Your copy of the lines below must match them exactly and contain no images.

Start of DATASET CONTENT

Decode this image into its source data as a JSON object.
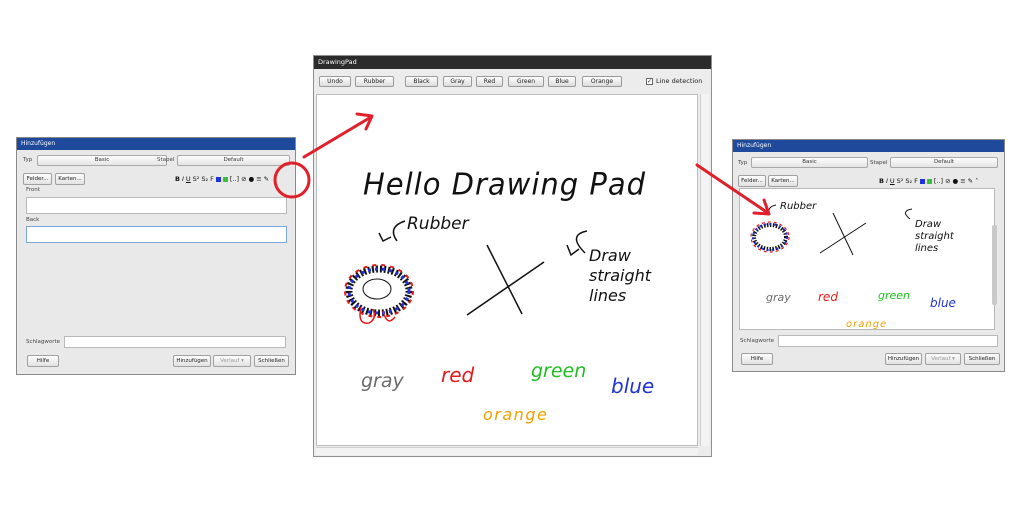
{
  "left_window": {
    "title": "Hinzufügen",
    "type_label": "Typ",
    "type_value": "Basic",
    "deck_label": "Stapel",
    "deck_value": "Default",
    "fields_button": "Felder...",
    "cards_button": "Karten...",
    "field_front": "Front",
    "field_back": "Back",
    "tags_label": "Schlagworte",
    "help_button": "Hilfe",
    "add_button": "Hinzufügen",
    "history_button": "Verlauf ▾",
    "close_button": "Schließen"
  },
  "right_window": {
    "title": "Hinzufügen",
    "type_label": "Typ",
    "type_value": "Basic",
    "deck_label": "Stapel",
    "deck_value": "Default",
    "fields_button": "Felder...",
    "cards_button": "Karten...",
    "tags_label": "Schlagworte",
    "help_button": "Hilfe",
    "add_button": "Hinzufügen",
    "history_button": "Verlauf ▾",
    "close_button": "Schließen",
    "drawing": {
      "rubber": "Rubber",
      "draw": "Draw",
      "straight": "straight",
      "lines": "lines",
      "gray": "gray",
      "red": "red",
      "green": "green",
      "blue": "blue",
      "orange": "orange"
    }
  },
  "drawing_pad": {
    "title": "DrawingPad",
    "buttons": {
      "undo": "Undo",
      "rubber": "Rubber",
      "black": "Black",
      "gray": "Gray",
      "red": "Red",
      "green": "Green",
      "blue": "Blue",
      "orange": "Orange"
    },
    "line_detection_label": "Line detection",
    "line_detection_checked": true,
    "canvas": {
      "heading": "Hello Drawing Pad",
      "rubber": "Rubber",
      "draw": "Draw",
      "straight": "straight",
      "lines": "lines",
      "gray": "gray",
      "red": "red",
      "green": "green",
      "blue": "blue",
      "orange": "orange"
    }
  },
  "colors": {
    "title_bar": "#1f4a9c",
    "pad_title_bar": "#2b2b2b",
    "annotation_red": "#e0202a",
    "ink_gray": "#6b6b6b",
    "ink_red": "#e31b1b",
    "ink_green": "#1fbf1f",
    "ink_blue": "#2233d6",
    "ink_orange": "#f0a000"
  },
  "icons": [
    "bold-icon",
    "italic-icon",
    "underline-icon",
    "superscript-icon",
    "subscript-icon",
    "text-color-icon",
    "highlight-icon",
    "cloze-icon",
    "attach-icon",
    "record-icon",
    "more-icon",
    "pen-icon"
  ]
}
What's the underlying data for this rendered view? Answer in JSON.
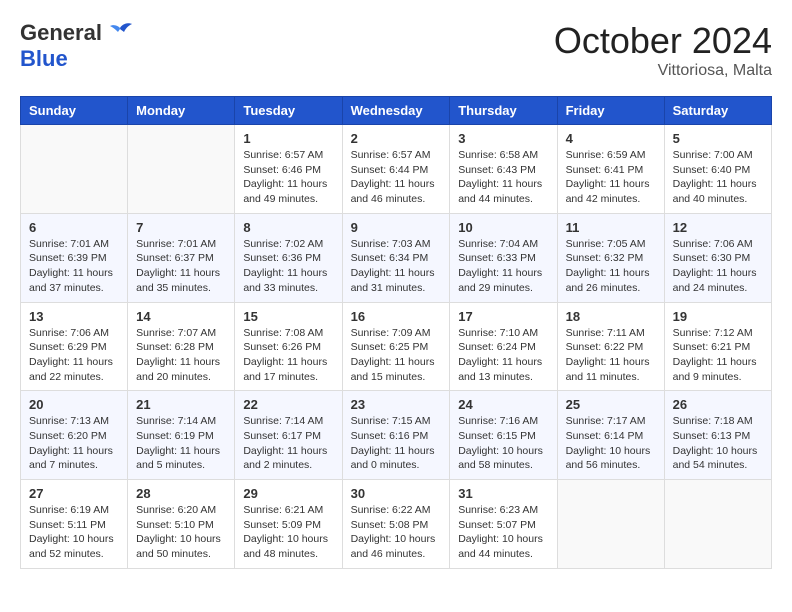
{
  "header": {
    "logo": {
      "line1": "General",
      "line2": "Blue"
    },
    "title": "October 2024",
    "location": "Vittoriosa, Malta"
  },
  "days_of_week": [
    "Sunday",
    "Monday",
    "Tuesday",
    "Wednesday",
    "Thursday",
    "Friday",
    "Saturday"
  ],
  "weeks": [
    [
      {
        "day": "",
        "info": ""
      },
      {
        "day": "",
        "info": ""
      },
      {
        "day": "1",
        "info": "Sunrise: 6:57 AM\nSunset: 6:46 PM\nDaylight: 11 hours and 49 minutes."
      },
      {
        "day": "2",
        "info": "Sunrise: 6:57 AM\nSunset: 6:44 PM\nDaylight: 11 hours and 46 minutes."
      },
      {
        "day": "3",
        "info": "Sunrise: 6:58 AM\nSunset: 6:43 PM\nDaylight: 11 hours and 44 minutes."
      },
      {
        "day": "4",
        "info": "Sunrise: 6:59 AM\nSunset: 6:41 PM\nDaylight: 11 hours and 42 minutes."
      },
      {
        "day": "5",
        "info": "Sunrise: 7:00 AM\nSunset: 6:40 PM\nDaylight: 11 hours and 40 minutes."
      }
    ],
    [
      {
        "day": "6",
        "info": "Sunrise: 7:01 AM\nSunset: 6:39 PM\nDaylight: 11 hours and 37 minutes."
      },
      {
        "day": "7",
        "info": "Sunrise: 7:01 AM\nSunset: 6:37 PM\nDaylight: 11 hours and 35 minutes."
      },
      {
        "day": "8",
        "info": "Sunrise: 7:02 AM\nSunset: 6:36 PM\nDaylight: 11 hours and 33 minutes."
      },
      {
        "day": "9",
        "info": "Sunrise: 7:03 AM\nSunset: 6:34 PM\nDaylight: 11 hours and 31 minutes."
      },
      {
        "day": "10",
        "info": "Sunrise: 7:04 AM\nSunset: 6:33 PM\nDaylight: 11 hours and 29 minutes."
      },
      {
        "day": "11",
        "info": "Sunrise: 7:05 AM\nSunset: 6:32 PM\nDaylight: 11 hours and 26 minutes."
      },
      {
        "day": "12",
        "info": "Sunrise: 7:06 AM\nSunset: 6:30 PM\nDaylight: 11 hours and 24 minutes."
      }
    ],
    [
      {
        "day": "13",
        "info": "Sunrise: 7:06 AM\nSunset: 6:29 PM\nDaylight: 11 hours and 22 minutes."
      },
      {
        "day": "14",
        "info": "Sunrise: 7:07 AM\nSunset: 6:28 PM\nDaylight: 11 hours and 20 minutes."
      },
      {
        "day": "15",
        "info": "Sunrise: 7:08 AM\nSunset: 6:26 PM\nDaylight: 11 hours and 17 minutes."
      },
      {
        "day": "16",
        "info": "Sunrise: 7:09 AM\nSunset: 6:25 PM\nDaylight: 11 hours and 15 minutes."
      },
      {
        "day": "17",
        "info": "Sunrise: 7:10 AM\nSunset: 6:24 PM\nDaylight: 11 hours and 13 minutes."
      },
      {
        "day": "18",
        "info": "Sunrise: 7:11 AM\nSunset: 6:22 PM\nDaylight: 11 hours and 11 minutes."
      },
      {
        "day": "19",
        "info": "Sunrise: 7:12 AM\nSunset: 6:21 PM\nDaylight: 11 hours and 9 minutes."
      }
    ],
    [
      {
        "day": "20",
        "info": "Sunrise: 7:13 AM\nSunset: 6:20 PM\nDaylight: 11 hours and 7 minutes."
      },
      {
        "day": "21",
        "info": "Sunrise: 7:14 AM\nSunset: 6:19 PM\nDaylight: 11 hours and 5 minutes."
      },
      {
        "day": "22",
        "info": "Sunrise: 7:14 AM\nSunset: 6:17 PM\nDaylight: 11 hours and 2 minutes."
      },
      {
        "day": "23",
        "info": "Sunrise: 7:15 AM\nSunset: 6:16 PM\nDaylight: 11 hours and 0 minutes."
      },
      {
        "day": "24",
        "info": "Sunrise: 7:16 AM\nSunset: 6:15 PM\nDaylight: 10 hours and 58 minutes."
      },
      {
        "day": "25",
        "info": "Sunrise: 7:17 AM\nSunset: 6:14 PM\nDaylight: 10 hours and 56 minutes."
      },
      {
        "day": "26",
        "info": "Sunrise: 7:18 AM\nSunset: 6:13 PM\nDaylight: 10 hours and 54 minutes."
      }
    ],
    [
      {
        "day": "27",
        "info": "Sunrise: 6:19 AM\nSunset: 5:11 PM\nDaylight: 10 hours and 52 minutes."
      },
      {
        "day": "28",
        "info": "Sunrise: 6:20 AM\nSunset: 5:10 PM\nDaylight: 10 hours and 50 minutes."
      },
      {
        "day": "29",
        "info": "Sunrise: 6:21 AM\nSunset: 5:09 PM\nDaylight: 10 hours and 48 minutes."
      },
      {
        "day": "30",
        "info": "Sunrise: 6:22 AM\nSunset: 5:08 PM\nDaylight: 10 hours and 46 minutes."
      },
      {
        "day": "31",
        "info": "Sunrise: 6:23 AM\nSunset: 5:07 PM\nDaylight: 10 hours and 44 minutes."
      },
      {
        "day": "",
        "info": ""
      },
      {
        "day": "",
        "info": ""
      }
    ]
  ]
}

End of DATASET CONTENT

_RESPONSE BOX_
Decode this image into its source data as a JSON object.
{
  "left_window": {
    "title": "Hinzufügen",
    "type_label": "Typ",
    "type_value": "Basic",
    "deck_label": "Stapel",
    "deck_value": "Default",
    "fields_button": "Felder...",
    "cards_button": "Karten...",
    "field_front": "Front",
    "field_back": "Back",
    "tags_label": "Schlagworte",
    "help_button": "Hilfe",
    "add_button": "Hinzufügen",
    "history_button": "Verlauf ▾",
    "close_button": "Schließen"
  },
  "right_window": {
    "title": "Hinzufügen",
    "type_label": "Typ",
    "type_value": "Basic",
    "deck_label": "Stapel",
    "deck_value": "Default",
    "fields_button": "Felder...",
    "cards_button": "Karten...",
    "tags_label": "Schlagworte",
    "help_button": "Hilfe",
    "add_button": "Hinzufügen",
    "history_button": "Verlauf ▾",
    "close_button": "Schließen",
    "drawing": {
      "rubber": "Rubber",
      "draw": "Draw",
      "straight": "straight",
      "lines": "lines",
      "gray": "gray",
      "red": "red",
      "green": "green",
      "blue": "blue",
      "orange": "orange"
    }
  },
  "drawing_pad": {
    "title": "DrawingPad",
    "buttons": {
      "undo": "Undo",
      "rubber": "Rubber",
      "black": "Black",
      "gray": "Gray",
      "red": "Red",
      "green": "Green",
      "blue": "Blue",
      "orange": "Orange"
    },
    "line_detection_label": "Line detection",
    "line_detection_checked": true,
    "canvas": {
      "heading": "Hello Drawing Pad",
      "rubber": "Rubber",
      "draw": "Draw",
      "straight": "straight",
      "lines": "lines",
      "gray": "gray",
      "red": "red",
      "green": "green",
      "blue": "blue",
      "orange": "orange"
    }
  },
  "colors": {
    "title_bar": "#1f4a9c",
    "pad_title_bar": "#2b2b2b",
    "annotation_red": "#e0202a",
    "ink_gray": "#6b6b6b",
    "ink_red": "#e31b1b",
    "ink_green": "#1fbf1f",
    "ink_blue": "#2233d6",
    "ink_orange": "#f0a000"
  },
  "icons": [
    "bold-icon",
    "italic-icon",
    "underline-icon",
    "superscript-icon",
    "subscript-icon",
    "text-color-icon",
    "highlight-icon",
    "cloze-icon",
    "attach-icon",
    "record-icon",
    "more-icon",
    "pen-icon"
  ]
}
What's the underlying data for this rendered view? Answer in JSON.
{
  "header": {
    "logo": {
      "line1": "General",
      "line2": "Blue"
    },
    "title": "October 2024",
    "location": "Vittoriosa, Malta"
  },
  "days_of_week": [
    "Sunday",
    "Monday",
    "Tuesday",
    "Wednesday",
    "Thursday",
    "Friday",
    "Saturday"
  ],
  "weeks": [
    [
      {
        "day": "",
        "info": ""
      },
      {
        "day": "",
        "info": ""
      },
      {
        "day": "1",
        "info": "Sunrise: 6:57 AM\nSunset: 6:46 PM\nDaylight: 11 hours and 49 minutes."
      },
      {
        "day": "2",
        "info": "Sunrise: 6:57 AM\nSunset: 6:44 PM\nDaylight: 11 hours and 46 minutes."
      },
      {
        "day": "3",
        "info": "Sunrise: 6:58 AM\nSunset: 6:43 PM\nDaylight: 11 hours and 44 minutes."
      },
      {
        "day": "4",
        "info": "Sunrise: 6:59 AM\nSunset: 6:41 PM\nDaylight: 11 hours and 42 minutes."
      },
      {
        "day": "5",
        "info": "Sunrise: 7:00 AM\nSunset: 6:40 PM\nDaylight: 11 hours and 40 minutes."
      }
    ],
    [
      {
        "day": "6",
        "info": "Sunrise: 7:01 AM\nSunset: 6:39 PM\nDaylight: 11 hours and 37 minutes."
      },
      {
        "day": "7",
        "info": "Sunrise: 7:01 AM\nSunset: 6:37 PM\nDaylight: 11 hours and 35 minutes."
      },
      {
        "day": "8",
        "info": "Sunrise: 7:02 AM\nSunset: 6:36 PM\nDaylight: 11 hours and 33 minutes."
      },
      {
        "day": "9",
        "info": "Sunrise: 7:03 AM\nSunset: 6:34 PM\nDaylight: 11 hours and 31 minutes."
      },
      {
        "day": "10",
        "info": "Sunrise: 7:04 AM\nSunset: 6:33 PM\nDaylight: 11 hours and 29 minutes."
      },
      {
        "day": "11",
        "info": "Sunrise: 7:05 AM\nSunset: 6:32 PM\nDaylight: 11 hours and 26 minutes."
      },
      {
        "day": "12",
        "info": "Sunrise: 7:06 AM\nSunset: 6:30 PM\nDaylight: 11 hours and 24 minutes."
      }
    ],
    [
      {
        "day": "13",
        "info": "Sunrise: 7:06 AM\nSunset: 6:29 PM\nDaylight: 11 hours and 22 minutes."
      },
      {
        "day": "14",
        "info": "Sunrise: 7:07 AM\nSunset: 6:28 PM\nDaylight: 11 hours and 20 minutes."
      },
      {
        "day": "15",
        "info": "Sunrise: 7:08 AM\nSunset: 6:26 PM\nDaylight: 11 hours and 17 minutes."
      },
      {
        "day": "16",
        "info": "Sunrise: 7:09 AM\nSunset: 6:25 PM\nDaylight: 11 hours and 15 minutes."
      },
      {
        "day": "17",
        "info": "Sunrise: 7:10 AM\nSunset: 6:24 PM\nDaylight: 11 hours and 13 minutes."
      },
      {
        "day": "18",
        "info": "Sunrise: 7:11 AM\nSunset: 6:22 PM\nDaylight: 11 hours and 11 minutes."
      },
      {
        "day": "19",
        "info": "Sunrise: 7:12 AM\nSunset: 6:21 PM\nDaylight: 11 hours and 9 minutes."
      }
    ],
    [
      {
        "day": "20",
        "info": "Sunrise: 7:13 AM\nSunset: 6:20 PM\nDaylight: 11 hours and 7 minutes."
      },
      {
        "day": "21",
        "info": "Sunrise: 7:14 AM\nSunset: 6:19 PM\nDaylight: 11 hours and 5 minutes."
      },
      {
        "day": "22",
        "info": "Sunrise: 7:14 AM\nSunset: 6:17 PM\nDaylight: 11 hours and 2 minutes."
      },
      {
        "day": "23",
        "info": "Sunrise: 7:15 AM\nSunset: 6:16 PM\nDaylight: 11 hours and 0 minutes."
      },
      {
        "day": "24",
        "info": "Sunrise: 7:16 AM\nSunset: 6:15 PM\nDaylight: 10 hours and 58 minutes."
      },
      {
        "day": "25",
        "info": "Sunrise: 7:17 AM\nSunset: 6:14 PM\nDaylight: 10 hours and 56 minutes."
      },
      {
        "day": "26",
        "info": "Sunrise: 7:18 AM\nSunset: 6:13 PM\nDaylight: 10 hours and 54 minutes."
      }
    ],
    [
      {
        "day": "27",
        "info": "Sunrise: 6:19 AM\nSunset: 5:11 PM\nDaylight: 10 hours and 52 minutes."
      },
      {
        "day": "28",
        "info": "Sunrise: 6:20 AM\nSunset: 5:10 PM\nDaylight: 10 hours and 50 minutes."
      },
      {
        "day": "29",
        "info": "Sunrise: 6:21 AM\nSunset: 5:09 PM\nDaylight: 10 hours and 48 minutes."
      },
      {
        "day": "30",
        "info": "Sunrise: 6:22 AM\nSunset: 5:08 PM\nDaylight: 10 hours and 46 minutes."
      },
      {
        "day": "31",
        "info": "Sunrise: 6:23 AM\nSunset: 5:07 PM\nDaylight: 10 hours and 44 minutes."
      },
      {
        "day": "",
        "info": ""
      },
      {
        "day": "",
        "info": ""
      }
    ]
  ]
}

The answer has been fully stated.